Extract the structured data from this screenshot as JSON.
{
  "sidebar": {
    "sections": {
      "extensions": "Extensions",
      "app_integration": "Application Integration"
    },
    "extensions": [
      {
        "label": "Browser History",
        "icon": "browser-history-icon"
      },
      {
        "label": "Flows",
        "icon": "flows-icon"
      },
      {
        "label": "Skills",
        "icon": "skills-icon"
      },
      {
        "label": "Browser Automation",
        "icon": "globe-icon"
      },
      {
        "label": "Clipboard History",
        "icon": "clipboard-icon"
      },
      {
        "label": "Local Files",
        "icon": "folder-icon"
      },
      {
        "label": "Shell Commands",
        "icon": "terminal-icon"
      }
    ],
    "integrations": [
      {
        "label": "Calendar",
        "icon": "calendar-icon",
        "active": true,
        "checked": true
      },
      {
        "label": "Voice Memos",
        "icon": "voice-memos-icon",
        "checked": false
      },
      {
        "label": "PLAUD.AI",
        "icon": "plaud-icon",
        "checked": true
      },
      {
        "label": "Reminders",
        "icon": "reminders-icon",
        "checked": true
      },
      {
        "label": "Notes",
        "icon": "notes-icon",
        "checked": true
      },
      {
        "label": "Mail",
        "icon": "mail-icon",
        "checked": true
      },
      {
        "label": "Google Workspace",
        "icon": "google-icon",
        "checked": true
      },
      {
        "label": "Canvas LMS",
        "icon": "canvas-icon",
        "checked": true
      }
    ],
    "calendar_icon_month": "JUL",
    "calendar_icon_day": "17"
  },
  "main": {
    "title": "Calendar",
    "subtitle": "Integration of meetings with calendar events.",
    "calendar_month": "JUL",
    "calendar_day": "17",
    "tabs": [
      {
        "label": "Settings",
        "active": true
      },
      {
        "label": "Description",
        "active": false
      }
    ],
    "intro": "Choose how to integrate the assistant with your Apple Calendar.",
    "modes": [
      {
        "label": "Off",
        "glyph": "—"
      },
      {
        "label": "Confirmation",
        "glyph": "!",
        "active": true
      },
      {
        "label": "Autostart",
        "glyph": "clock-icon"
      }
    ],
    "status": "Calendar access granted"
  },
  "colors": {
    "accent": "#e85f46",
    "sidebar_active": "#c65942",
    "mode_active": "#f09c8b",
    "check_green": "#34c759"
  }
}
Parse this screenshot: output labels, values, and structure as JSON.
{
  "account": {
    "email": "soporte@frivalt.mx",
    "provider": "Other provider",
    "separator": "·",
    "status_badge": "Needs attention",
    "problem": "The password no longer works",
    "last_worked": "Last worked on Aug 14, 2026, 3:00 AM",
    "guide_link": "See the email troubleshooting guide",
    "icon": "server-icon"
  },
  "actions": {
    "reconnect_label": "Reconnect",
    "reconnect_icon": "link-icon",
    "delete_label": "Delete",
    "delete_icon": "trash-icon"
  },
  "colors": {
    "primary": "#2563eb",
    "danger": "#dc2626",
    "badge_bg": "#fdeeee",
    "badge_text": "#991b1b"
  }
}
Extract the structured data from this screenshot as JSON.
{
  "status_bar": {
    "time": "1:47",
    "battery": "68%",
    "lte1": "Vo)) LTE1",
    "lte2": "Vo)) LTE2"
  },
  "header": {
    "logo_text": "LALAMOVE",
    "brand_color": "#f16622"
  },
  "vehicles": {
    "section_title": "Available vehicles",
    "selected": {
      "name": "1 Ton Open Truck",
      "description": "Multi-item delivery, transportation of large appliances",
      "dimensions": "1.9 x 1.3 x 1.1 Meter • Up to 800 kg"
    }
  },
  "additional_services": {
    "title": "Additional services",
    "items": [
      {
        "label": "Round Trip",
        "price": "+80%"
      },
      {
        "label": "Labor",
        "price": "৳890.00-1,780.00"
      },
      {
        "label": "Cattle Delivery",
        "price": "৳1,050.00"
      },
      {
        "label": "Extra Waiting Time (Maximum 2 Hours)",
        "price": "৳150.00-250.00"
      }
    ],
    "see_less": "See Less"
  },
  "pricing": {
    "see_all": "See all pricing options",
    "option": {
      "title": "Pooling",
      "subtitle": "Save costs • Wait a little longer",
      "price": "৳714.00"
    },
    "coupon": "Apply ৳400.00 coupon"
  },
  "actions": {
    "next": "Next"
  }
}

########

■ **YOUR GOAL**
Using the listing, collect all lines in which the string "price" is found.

■ **EXERCISE SOLUTION**
        "price": "+80%"
        "price": "৳890.00-1,780.00"
        "price": "৳1,050.00"
        "price": "৳150.00-250.00"
      "price": "৳714.00"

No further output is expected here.